Appellants' argument in Issue Two is limited to the trial court's decision to dismiss the case for want of prosecution, and the error created by the court's failure to notify Appellants prior to the dismissal hearing. There is no argument that the trial court, improperly denied the motion to reinstate. Absent an argument by the complaining party demonstrating that the court abused its discretion by doing so, this Court cannot conclude that the reinstatement proceedings were improper and therefore failed to cure any due process violations which were created by the dismissal itself.
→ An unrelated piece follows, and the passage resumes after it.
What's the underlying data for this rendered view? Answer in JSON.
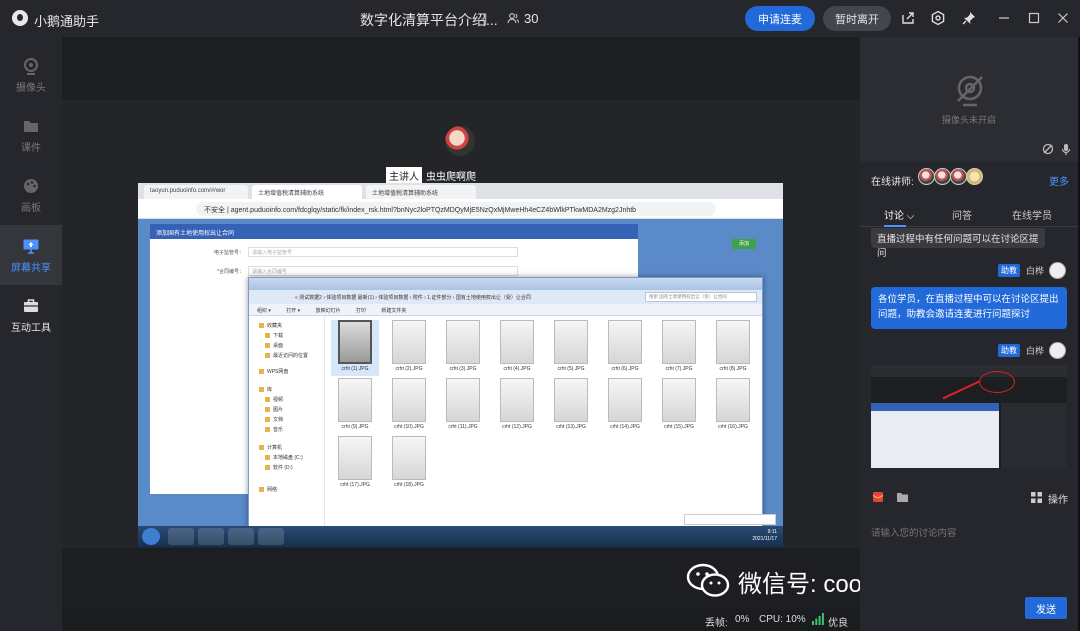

See Herrera v. Rivera, 281 S.W.3d 1, 6 (Tex.App.-El Paso 2005, no pet.). Appellants have failed to demonstrate that the trial court abused its discretion by dismissing the case, and we overrule Issue Two.
Having overruled both of Appellants' issues, we affirm the trial court's judgment.
1. The original case was filed as cause number 2005–1987.
2. According to the appointment order, Evans had previously been appointed as the receiver for both entities in the primary proceeding in California.
3. Five Star is a member of Five Star Holding Management, L.L.C., and is the general partner of 1320/1390 Don Haskins, LTD.
4. The intervening parties first alleged the conspiracy cause of action in the second amended petition filed on March 3, 2008, approximately one week before their claims for quantum meruit and cost of repairs were scheduled for trial. The court severed the conspiracy claim into the case before us on March 11, 2008. The trial court disposed of the non-severed claims by final judgment rendered on April 4, 2008, and that judgment is the subject of a separate appeal. See Unit 82 Joint Venture v. Mediacopy Tex., Inc., 349 S.W.3d 42 (Tex.App.-El Paso 2010, pet. filed).
5. Five Star and Unit 82 have filed a joint brief. For ease of reference, we will refer to the parties jointly as “Appellants” throughout our analysis.
CHRISTOPHER ANTCLIFF, Justice.